Publicly funded education in Brazil is a complex institutional system. The 1988 Constitution states that the process should be jointly funded and managed by all three levels of government: municipal, state, and federal. The federal government is responsible for organizing the flow of funds and has to direct at least 18% of tax revenue to the maintenance and development of education; states and municipalities, meanwhile, must invest at least 25% of their budgets.
In 2015, Brazil spent R$305 billion on education, of which 70% came from state and municipal funding and 30% was from the federal government. Of the total, 83% went to basic education (elementary, middle, and high school). The money is primarily allocated through the Basic Education Maintenance and Development Fund (FUNDEB), which is expected to expire at the end of 2020. One of the challenges faced by the current government is to rethink this funding mechanism, which is responsible for almost half of the total invested (R$150 billion) and 60% of the funds earmarked for public basic education.
FUNDEB’s imminent end raises some important questions, including how it could be transformed into a permanent funding mechanism, which is already the subject of a Proposed Constitutional Amendment, and whether to increase the amount of investment in education. There is no general consensus on this issue among experts—some argue that spending per student needs to be higher; others point out that increases in recent years have not resulted in performance improvements, indicating a need for better management.
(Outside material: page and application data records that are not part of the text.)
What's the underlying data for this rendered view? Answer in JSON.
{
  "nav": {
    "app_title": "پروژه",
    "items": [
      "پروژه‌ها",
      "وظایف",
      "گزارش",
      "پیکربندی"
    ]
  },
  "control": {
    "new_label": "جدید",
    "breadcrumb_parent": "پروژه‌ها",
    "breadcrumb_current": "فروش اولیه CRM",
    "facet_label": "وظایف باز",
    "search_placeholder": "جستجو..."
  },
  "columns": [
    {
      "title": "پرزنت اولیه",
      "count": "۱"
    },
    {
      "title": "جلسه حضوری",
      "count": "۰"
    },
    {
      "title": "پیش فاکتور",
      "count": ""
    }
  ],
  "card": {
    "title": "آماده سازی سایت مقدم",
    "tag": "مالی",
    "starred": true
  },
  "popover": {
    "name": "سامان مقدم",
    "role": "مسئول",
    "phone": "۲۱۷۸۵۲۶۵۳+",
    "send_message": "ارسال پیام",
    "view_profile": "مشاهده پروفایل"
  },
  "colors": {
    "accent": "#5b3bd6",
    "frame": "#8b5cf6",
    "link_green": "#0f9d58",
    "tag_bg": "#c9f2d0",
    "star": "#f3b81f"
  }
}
In terms of the average percentage of GDP spent on education, Brazil is in line with the OECD average, but it is estimated that 2.8 million children in the country are currently not in school. This is a situation that needs to be addressed—under Brazilian law, education is compulsory between the ages of 4 and 17. But improving attendance would reduce the investment per student if overall funding was not increased. According to the OECD, Brazil needs to spend about four times as much per capita than it is at present if it wants to improve results.
This issue’s extensive cover story delves into the country’s public education funding, tackling the complex task of explaining its principal mechanisms. It also looks at higher education, which receives 17% of national funding and is also facing a number of challenges.
The WHO estimates that 13% of the world’s adult population is obese, and more than half of all adults in OECD countries are overweight. This epidemic has raised the profile of studies into the physiological processes behind the feelings of hunger and satiety, which are central elements in many weight-loss strategies.
An ICB-USP study on rodents recently discovered a new response to food deprivation. Scientists already knew that fasting induces the release of growth hormone—an apparently contradictory response. Why, when the body is deprived of food, would it trigger a hormone that causes the body to expend calories by multiplying and repairing cells? Researchers have now shown that under these conditions, the hormone no longer influences growth: it is used to activate an area of the brain that increases the feeling of hunger and reduces energy expenditure. This effect had never before been identified. The next step is to see whether the same results are observed in humans; if so, this could be another piece in the puzzle of why weight loss diets so regularly seem to fail.Republish